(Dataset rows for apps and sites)
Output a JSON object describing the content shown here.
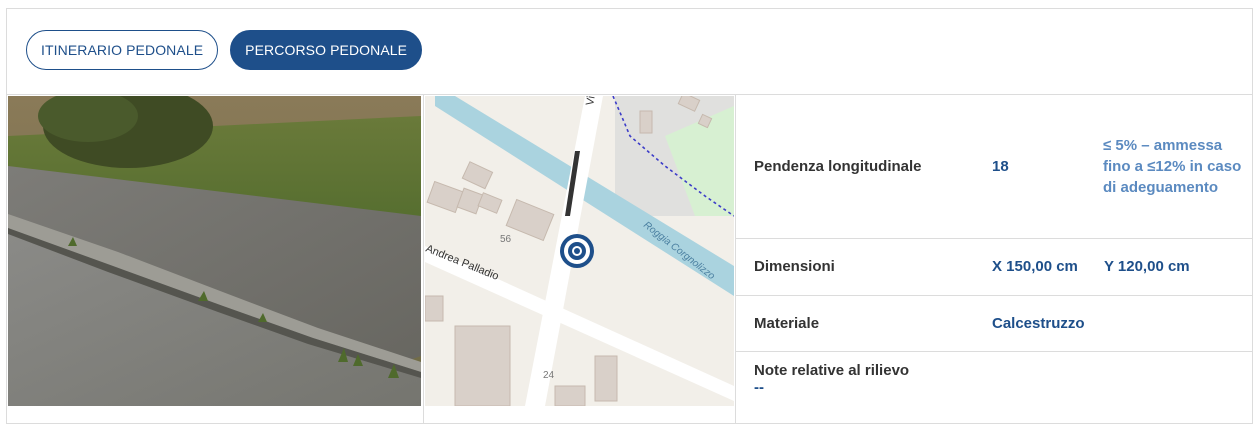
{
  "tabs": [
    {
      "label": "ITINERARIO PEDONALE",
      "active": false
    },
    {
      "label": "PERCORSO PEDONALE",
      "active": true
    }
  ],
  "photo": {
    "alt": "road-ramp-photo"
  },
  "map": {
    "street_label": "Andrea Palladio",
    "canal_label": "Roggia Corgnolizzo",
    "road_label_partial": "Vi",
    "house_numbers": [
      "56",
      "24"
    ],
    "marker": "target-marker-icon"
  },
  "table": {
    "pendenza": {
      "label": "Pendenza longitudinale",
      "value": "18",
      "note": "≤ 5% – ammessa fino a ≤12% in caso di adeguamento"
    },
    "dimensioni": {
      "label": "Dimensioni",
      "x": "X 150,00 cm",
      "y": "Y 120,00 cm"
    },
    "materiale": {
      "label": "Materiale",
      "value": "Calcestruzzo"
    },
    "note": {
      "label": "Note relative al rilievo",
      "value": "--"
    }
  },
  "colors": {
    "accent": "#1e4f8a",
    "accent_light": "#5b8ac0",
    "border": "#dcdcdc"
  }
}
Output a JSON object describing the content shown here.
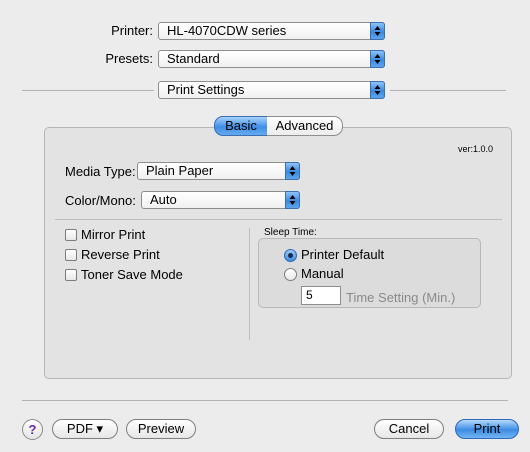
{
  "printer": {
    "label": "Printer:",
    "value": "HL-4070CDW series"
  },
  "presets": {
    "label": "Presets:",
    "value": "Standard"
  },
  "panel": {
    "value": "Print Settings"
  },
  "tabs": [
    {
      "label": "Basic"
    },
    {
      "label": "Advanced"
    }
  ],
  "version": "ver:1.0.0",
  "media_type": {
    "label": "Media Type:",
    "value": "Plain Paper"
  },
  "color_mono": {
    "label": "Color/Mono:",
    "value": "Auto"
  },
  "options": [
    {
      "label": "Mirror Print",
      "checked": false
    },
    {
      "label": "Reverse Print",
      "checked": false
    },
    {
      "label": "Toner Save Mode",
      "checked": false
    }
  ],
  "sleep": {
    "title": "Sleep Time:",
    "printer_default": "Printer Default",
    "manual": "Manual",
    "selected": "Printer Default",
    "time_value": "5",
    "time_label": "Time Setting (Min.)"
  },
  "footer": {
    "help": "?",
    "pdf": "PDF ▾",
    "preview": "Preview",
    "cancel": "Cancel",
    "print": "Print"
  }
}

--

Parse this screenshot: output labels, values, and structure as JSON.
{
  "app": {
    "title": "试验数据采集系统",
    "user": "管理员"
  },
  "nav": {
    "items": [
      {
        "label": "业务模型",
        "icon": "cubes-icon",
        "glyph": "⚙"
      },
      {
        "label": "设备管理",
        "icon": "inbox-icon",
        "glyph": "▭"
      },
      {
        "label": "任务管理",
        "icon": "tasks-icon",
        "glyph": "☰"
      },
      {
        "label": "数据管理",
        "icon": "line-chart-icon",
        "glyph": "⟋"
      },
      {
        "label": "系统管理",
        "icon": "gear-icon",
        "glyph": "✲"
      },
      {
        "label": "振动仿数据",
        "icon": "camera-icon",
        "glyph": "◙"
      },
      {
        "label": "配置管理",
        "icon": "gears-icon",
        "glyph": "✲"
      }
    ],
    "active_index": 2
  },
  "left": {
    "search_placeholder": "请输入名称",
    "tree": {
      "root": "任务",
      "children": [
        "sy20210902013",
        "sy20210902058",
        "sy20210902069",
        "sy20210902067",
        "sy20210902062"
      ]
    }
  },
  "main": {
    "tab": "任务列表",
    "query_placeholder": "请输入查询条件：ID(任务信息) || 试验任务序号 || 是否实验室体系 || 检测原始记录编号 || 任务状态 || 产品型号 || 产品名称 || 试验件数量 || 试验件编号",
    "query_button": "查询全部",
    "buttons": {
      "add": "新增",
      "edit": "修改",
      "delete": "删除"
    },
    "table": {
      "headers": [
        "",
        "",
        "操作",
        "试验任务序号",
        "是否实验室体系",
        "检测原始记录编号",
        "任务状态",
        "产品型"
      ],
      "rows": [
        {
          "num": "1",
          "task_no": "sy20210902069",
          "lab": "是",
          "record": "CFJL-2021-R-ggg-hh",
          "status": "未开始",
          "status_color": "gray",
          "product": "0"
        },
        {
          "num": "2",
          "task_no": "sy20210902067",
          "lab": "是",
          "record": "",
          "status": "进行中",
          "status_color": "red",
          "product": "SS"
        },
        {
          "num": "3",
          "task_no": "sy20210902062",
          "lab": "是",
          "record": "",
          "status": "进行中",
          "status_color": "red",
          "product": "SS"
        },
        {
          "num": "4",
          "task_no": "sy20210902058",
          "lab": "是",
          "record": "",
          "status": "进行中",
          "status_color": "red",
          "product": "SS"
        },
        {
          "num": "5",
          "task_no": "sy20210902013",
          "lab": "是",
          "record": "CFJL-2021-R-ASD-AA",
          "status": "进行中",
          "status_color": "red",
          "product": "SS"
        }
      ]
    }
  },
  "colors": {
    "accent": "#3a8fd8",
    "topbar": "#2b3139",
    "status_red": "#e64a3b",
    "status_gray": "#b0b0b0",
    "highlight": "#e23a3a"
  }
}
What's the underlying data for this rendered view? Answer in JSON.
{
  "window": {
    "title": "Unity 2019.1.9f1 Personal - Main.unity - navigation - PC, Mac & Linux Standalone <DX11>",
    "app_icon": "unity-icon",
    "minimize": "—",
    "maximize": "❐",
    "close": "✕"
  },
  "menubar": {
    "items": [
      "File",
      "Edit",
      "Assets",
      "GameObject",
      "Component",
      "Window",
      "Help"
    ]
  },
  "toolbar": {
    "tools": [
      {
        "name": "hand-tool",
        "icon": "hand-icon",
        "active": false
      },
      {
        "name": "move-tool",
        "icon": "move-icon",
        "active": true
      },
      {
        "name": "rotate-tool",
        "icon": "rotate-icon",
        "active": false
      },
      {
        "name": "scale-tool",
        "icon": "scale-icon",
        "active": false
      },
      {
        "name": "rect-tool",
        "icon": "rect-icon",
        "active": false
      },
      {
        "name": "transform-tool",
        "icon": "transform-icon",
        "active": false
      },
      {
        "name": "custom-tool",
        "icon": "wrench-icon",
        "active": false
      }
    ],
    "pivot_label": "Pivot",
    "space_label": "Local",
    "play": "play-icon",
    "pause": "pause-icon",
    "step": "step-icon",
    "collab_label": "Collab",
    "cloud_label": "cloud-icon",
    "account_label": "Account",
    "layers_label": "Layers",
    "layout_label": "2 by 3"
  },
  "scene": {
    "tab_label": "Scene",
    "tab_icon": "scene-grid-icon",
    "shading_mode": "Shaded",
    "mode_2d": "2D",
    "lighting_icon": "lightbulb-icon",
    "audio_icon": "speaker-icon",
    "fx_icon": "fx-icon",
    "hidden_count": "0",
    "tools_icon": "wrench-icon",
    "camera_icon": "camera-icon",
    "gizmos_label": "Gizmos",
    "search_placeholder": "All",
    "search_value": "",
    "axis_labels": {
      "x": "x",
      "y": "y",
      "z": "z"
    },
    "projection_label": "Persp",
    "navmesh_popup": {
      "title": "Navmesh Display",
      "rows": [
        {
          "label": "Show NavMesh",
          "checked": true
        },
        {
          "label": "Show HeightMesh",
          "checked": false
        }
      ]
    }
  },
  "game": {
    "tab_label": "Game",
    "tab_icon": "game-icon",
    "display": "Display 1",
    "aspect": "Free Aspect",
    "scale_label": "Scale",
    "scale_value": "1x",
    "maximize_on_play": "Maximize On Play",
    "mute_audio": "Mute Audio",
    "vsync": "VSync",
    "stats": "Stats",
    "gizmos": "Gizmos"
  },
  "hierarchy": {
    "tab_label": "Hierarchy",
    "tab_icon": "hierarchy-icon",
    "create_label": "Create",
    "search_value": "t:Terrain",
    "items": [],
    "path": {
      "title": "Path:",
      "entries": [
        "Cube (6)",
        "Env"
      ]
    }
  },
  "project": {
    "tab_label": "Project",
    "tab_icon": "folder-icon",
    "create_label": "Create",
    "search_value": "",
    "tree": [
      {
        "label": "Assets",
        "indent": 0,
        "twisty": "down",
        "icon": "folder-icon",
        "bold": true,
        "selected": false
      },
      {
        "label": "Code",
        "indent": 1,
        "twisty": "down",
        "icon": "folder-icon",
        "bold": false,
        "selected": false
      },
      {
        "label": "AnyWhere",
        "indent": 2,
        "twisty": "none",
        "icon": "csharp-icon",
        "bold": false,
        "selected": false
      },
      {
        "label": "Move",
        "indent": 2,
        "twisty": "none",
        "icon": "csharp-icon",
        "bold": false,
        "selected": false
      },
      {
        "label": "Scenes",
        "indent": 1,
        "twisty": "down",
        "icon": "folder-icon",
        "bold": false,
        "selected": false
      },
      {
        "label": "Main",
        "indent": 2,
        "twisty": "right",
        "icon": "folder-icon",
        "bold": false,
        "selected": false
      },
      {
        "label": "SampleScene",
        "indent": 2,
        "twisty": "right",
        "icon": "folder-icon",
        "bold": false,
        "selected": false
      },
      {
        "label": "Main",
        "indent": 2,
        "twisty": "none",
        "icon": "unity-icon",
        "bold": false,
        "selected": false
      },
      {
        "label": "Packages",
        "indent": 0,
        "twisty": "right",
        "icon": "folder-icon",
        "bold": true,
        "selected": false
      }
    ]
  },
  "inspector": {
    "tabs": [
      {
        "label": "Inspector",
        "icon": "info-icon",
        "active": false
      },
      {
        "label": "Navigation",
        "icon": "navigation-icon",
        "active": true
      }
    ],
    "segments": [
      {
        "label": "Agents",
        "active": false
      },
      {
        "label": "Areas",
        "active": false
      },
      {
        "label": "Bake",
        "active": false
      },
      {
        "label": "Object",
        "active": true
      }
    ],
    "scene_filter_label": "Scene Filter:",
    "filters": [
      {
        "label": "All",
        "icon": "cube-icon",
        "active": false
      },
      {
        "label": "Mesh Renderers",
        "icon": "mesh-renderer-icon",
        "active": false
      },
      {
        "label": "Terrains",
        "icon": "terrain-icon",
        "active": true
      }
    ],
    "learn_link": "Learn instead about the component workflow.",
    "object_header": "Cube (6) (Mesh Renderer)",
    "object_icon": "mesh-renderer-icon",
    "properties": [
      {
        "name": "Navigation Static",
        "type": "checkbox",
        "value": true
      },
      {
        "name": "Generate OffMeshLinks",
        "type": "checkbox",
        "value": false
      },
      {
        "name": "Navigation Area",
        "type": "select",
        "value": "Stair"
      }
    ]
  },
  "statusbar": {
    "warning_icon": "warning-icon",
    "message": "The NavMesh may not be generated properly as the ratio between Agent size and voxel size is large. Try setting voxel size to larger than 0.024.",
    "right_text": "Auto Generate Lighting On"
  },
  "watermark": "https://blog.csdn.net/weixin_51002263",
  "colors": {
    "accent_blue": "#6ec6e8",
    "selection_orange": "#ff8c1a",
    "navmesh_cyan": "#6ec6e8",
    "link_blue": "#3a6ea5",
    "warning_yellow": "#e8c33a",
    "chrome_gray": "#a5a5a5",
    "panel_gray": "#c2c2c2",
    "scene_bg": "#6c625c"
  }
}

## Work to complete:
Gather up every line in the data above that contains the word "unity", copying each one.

## Completed task:
    "title": "Unity 2019.1.9f1 Personal - Main.unity - navigation - PC, Mac & Linux Standalone <DX11>",
    "app_icon": "unity-icon",
        "icon": "unity-icon",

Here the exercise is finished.